As a lifelong San Francisco Giants fan, I have a deep distain for that team in a particular shade of blue.
My list of hated Dodgers are not the Koufax’s or the Garvey’s (before my time) but has the Hershiser’s, the Sheffield’s, the Gagne’s, and for that brief burned moment of Steve Finley. Even when Hershiser became a Giant, I couldn’t accept him. He was a Dodger.
The Giants reached the postseason this season by sweeping the Dodgers with the signature moments being Ty Blach going eight shutout innings and Angel Pagan planting one in the left field seats off Clayton Kershaw.
While there was a deep satisfaction with seeing it happen against the Dodgers, I hope that it is a precursor to something that baseball has never seen.
Giants vs. Dodgers. Seven games. Winner goes to the World Series.
I have long thought the only differences between Red Sox-Yankees and Giants-Dodgers are location and the playoffs. The hatred is there. The rivalry survived a move across the country. There are plenty of great moments.
What has defined these teams is keeping the other out of the postseason. Bobby Thompson, Brian Johnson, Joe Morgan, the aformentioned Steve Finley, 1993’s Game 162, etc., etc.
The only thing that would make me happier than seeing the Dodgers be eliminated from the postseason is to see my Giants be the team to do it. A lot has to fall in place for it to happen but it seems only fitting that in Vin Scully’s final season on the mic that he gets to see his boyhood team (the Giants) play against the team he became synonymous with.
SIDE NOTE: As a baseball fan, I feel privileged to have had Vin Scully’s last game be in San Francisco and to be able to listen to him call Giants-Dodgers one last time.
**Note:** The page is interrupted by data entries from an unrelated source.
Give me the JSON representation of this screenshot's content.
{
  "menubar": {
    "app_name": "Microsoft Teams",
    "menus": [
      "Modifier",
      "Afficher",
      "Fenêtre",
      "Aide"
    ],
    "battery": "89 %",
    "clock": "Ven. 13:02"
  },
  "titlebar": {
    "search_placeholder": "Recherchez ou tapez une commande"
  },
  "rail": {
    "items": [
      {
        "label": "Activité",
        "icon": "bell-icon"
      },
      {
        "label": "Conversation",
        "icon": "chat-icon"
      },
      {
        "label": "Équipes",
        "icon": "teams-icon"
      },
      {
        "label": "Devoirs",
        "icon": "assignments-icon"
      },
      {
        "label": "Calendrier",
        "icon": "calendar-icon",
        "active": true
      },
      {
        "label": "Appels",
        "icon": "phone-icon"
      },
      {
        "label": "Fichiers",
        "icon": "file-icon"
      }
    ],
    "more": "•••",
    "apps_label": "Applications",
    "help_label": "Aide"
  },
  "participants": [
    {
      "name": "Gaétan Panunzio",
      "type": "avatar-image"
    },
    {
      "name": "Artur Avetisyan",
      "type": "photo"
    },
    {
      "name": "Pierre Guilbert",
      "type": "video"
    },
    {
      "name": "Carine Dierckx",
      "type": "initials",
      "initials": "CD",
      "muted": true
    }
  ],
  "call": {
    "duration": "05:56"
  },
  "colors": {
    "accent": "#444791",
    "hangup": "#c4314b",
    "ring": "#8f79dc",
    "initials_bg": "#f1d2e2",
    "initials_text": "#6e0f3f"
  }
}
Can you imagine how raucous both parks would be? Can you imagine Kershaw-Bumgarner in the postseason, a matchup of the best regular season pitcher of his era and the best postseason pitcher of his era?
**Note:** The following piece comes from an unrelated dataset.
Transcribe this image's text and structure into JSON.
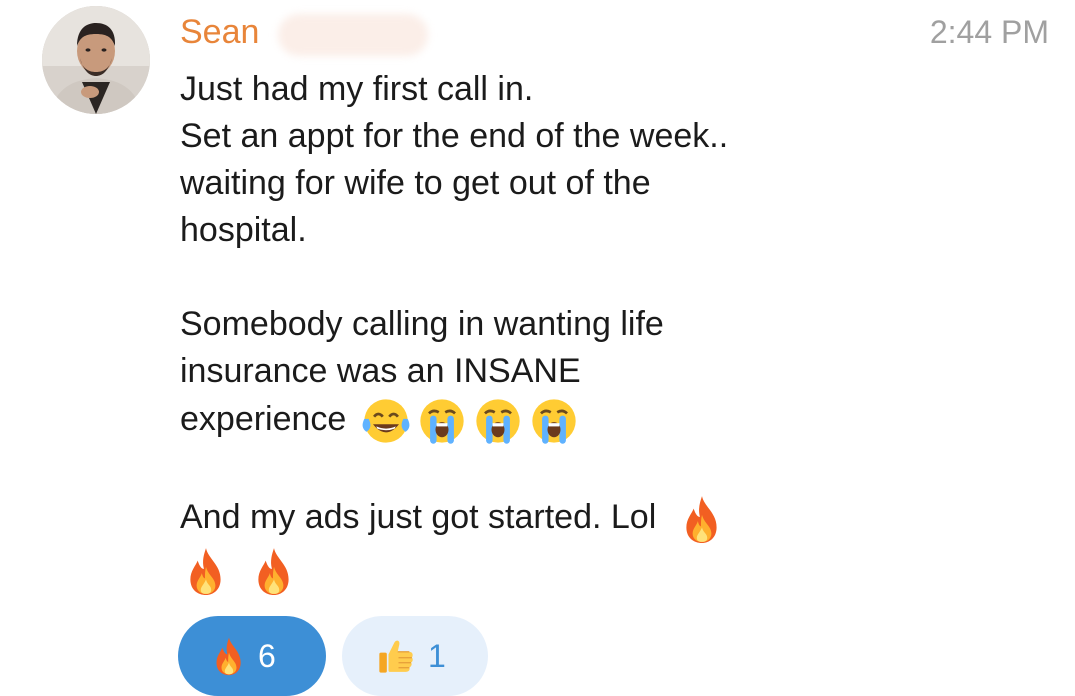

The Giants have been in some intense postseason situations over the past six years. The Royals were a helluva test. The Cardinals were always tough. But none come close to the visceral reaction to seeing that L.A. insignia.
The way these teams have battled through the season has been miraculous. The Dodgers had their pitching staff decimated by injuries. The Giants had a horrific bullpen all season and it nearly cost them a spot. But here they are, in the postseason together. They have never met in a postseason series but if you heard the story of both teams, neither should be where they are. Neither will be favored in the Division Series (assuming the Giants advance).
To borrow from Mr. Scully, “In a year that has been so improbable, the impossible has happened.”
Let the impossible happen again. Giants-Dodgers. For the pennant.